Natural Gas NOW
A new natural gas record was recently set for use of this energy source in producing electric power that sustains our way of living in this nation, says EIA.
The Energy Information Administration (EIA) put out a fascinating article last week that should make the hair go up on the back of fractivists and warm the hearts, not to mention the homes, of others. Of course, lately we’ve needed to cool our homes rather than warm them, but natural gas converted to electricity does that for us, too. We just set a new natural gas record, in fact, for doing that.
Here is the story about our new natural gas record (emphasis added):
The United States likely set a new daily record on Friday, July 19, of 44.5 billion cubic feet (Bcf) for natural gas consumption by electric power plants, according to S&P Global Platts. U.S. power sector natural gas consumption exceeded the previous record of 43.1 Bcf—set on July 16, 2018—on five days in July. Higher-than-normal temperatures and relatively low natural gas prices contributed to increased natural gas consumption by electric generators.
Higher electricity demand for air conditioning during a heat wave from July 15 through July 22 drove the increased power generation, especially from natural gas-fired generators. Although the highest temperatures occurred during the weekend, most states east of the Rocky Mountains experienced warmer-than-normal weather in the days leading up to the heat wave. From July 16 through July 21, the average maximum temperature exceeded 85°F in most parts of the country.
Relatively low natural gas prices have also led to higher natural gas-fired generation this summer. According to Natural Gas Intelligence, natural gas spot prices at the Henry Hub in Louisiana averaged $2.33 per million British thermal units (MMBtu) from July 16 through July 21. So far this summer (June 1–August 1), Henry Hub prices have averaged $2.31/MMBtu, 19% lower than during the same period last year.
Spot natural gas prices elsewhere in the country have been even lower than those at Henry Hub. Natural gas prices at the Chicago Citygate—the regional price benchmark for Midwestern states—have averaged 19¢/MMBtu lower than Henry Hub prices so far this summer. Regional spot prices in the Northeast (such as Dominion South in western Pennsylvania) have traded 30¢/MMBtu lower than Henry Hub.
In recent years, many natural gas-fired generators have come online throughout the country, especially in the PJM Interconnection, the regional transmission organization (RTO) responsible for managing wholesale electricity in 13 states and the District of Columbia.
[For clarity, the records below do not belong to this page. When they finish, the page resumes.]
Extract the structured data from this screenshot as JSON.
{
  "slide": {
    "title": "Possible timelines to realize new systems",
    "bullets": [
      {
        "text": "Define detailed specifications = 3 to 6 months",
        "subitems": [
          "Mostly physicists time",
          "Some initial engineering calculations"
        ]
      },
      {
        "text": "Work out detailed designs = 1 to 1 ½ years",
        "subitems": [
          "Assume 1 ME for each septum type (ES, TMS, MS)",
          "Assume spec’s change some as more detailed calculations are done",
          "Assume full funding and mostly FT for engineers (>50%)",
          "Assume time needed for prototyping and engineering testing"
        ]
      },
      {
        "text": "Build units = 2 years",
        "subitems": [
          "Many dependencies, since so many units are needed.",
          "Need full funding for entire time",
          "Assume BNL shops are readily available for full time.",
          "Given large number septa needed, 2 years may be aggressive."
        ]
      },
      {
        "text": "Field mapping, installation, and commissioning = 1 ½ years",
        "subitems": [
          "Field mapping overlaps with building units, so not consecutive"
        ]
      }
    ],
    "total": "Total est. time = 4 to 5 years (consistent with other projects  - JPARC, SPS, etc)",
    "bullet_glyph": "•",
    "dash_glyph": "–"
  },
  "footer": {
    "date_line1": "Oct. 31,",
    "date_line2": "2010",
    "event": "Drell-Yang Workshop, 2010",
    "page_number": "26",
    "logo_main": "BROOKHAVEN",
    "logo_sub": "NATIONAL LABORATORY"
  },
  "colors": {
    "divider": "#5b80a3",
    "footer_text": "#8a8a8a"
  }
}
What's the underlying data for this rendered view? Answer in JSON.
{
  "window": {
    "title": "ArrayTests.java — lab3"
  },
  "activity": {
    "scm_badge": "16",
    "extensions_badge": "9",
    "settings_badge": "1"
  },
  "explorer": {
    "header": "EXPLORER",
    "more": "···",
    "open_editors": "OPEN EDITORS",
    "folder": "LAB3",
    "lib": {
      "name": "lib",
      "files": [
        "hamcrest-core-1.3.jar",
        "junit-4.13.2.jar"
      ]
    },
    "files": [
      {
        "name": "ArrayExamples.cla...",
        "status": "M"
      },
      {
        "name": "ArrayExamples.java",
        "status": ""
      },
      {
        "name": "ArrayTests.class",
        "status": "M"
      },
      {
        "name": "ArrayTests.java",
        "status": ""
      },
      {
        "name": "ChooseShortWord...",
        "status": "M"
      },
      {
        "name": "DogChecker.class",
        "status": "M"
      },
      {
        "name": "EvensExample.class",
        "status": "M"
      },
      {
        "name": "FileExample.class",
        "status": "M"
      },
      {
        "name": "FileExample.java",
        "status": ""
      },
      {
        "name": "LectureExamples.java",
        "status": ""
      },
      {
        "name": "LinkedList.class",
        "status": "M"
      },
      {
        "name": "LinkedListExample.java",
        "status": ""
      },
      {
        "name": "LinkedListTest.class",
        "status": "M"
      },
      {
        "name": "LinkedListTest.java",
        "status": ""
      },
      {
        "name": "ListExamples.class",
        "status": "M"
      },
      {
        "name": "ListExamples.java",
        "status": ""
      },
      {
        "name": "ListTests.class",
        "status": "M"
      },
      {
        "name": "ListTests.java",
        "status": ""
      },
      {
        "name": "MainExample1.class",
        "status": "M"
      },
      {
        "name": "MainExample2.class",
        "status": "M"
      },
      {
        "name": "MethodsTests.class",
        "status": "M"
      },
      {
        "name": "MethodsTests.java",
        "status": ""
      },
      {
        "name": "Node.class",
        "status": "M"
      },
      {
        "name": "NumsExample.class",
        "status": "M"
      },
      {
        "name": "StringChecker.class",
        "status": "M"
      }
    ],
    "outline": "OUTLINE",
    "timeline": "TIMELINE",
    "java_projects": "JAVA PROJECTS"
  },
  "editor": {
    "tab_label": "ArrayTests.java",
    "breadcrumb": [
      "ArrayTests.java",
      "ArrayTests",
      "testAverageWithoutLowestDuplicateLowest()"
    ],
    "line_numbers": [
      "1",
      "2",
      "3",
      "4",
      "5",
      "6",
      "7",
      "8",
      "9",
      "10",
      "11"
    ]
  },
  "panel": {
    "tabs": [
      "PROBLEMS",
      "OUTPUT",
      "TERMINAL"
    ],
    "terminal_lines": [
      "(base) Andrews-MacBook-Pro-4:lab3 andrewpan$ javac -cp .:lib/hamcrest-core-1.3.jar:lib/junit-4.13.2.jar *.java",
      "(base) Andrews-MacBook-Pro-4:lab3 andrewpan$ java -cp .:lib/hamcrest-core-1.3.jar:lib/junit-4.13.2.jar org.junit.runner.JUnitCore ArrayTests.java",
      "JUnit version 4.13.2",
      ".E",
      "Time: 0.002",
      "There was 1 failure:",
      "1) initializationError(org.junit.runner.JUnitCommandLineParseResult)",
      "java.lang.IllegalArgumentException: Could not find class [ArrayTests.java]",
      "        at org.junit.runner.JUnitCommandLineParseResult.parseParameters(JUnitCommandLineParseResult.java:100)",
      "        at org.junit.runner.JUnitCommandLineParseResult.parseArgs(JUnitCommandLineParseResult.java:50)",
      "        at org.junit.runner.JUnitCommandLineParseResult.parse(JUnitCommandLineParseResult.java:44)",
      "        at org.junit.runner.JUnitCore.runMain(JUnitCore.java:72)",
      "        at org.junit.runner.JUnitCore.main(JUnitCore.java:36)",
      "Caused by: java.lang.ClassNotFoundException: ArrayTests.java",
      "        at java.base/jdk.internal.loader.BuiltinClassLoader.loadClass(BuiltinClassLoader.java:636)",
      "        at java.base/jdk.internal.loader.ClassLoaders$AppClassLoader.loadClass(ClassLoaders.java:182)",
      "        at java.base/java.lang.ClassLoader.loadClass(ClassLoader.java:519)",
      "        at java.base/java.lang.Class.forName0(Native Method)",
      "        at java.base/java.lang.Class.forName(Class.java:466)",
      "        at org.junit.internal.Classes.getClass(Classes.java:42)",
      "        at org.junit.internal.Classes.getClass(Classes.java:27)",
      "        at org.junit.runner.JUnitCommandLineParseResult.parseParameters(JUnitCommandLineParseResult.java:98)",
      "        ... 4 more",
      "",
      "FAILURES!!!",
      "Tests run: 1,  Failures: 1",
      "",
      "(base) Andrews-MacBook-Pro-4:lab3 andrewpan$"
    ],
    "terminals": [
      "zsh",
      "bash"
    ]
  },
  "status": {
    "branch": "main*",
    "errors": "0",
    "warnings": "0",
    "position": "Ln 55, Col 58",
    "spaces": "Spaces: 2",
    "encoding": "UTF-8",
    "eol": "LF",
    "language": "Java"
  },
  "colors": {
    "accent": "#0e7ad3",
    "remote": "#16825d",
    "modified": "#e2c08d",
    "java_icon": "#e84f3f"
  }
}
Based on data in the U.S. Energy Information Administration’s Preliminary Monthly Electric Generator Inventory, more than 12 gigawatts (GW) of new natural gas-fired electric generation capacity―primarily highly efficient combined-cycle units―have entered service in PJM since the beginning of 2018. The new capacity has increased total natural gas-fired capacity in the region by 17% and accounts for 55% of the total natural gas combined-cycle capacity added in the nation.
For the past few years, natural gas-fired power plants have been dispatched in PJM at higher levels during periods of increased demand. On July 19, in the hour ending 6:00 p.m. ET, PJM dispatched a total of 155 GW, 66 GW (or 43%) of which was met by natural gas-fired generators. In comparison, 43 GW of coal-fired generation capacity, the second-highest fuel source on that day, was dispatched in that hour.
Notice how combined-cycle natural gas plants are contributing to the new natural gas record? That’s because these plants have capacity factors roughly twice those of renewables and they offer immediately dispatchable power right when it’s needed. Renewables can’t do that. This is why they amount to nothing in the big picture as far as the PJM is concerned. Coal will do the same thing as gas, of course, but then you have the CO2, the SO2, the NOX, the PM 2.5, etc. That’s why natural gas is setting records for electric power production and why fractivists are sitting at a bar somewhere crying to a bartender who’s sick of them already.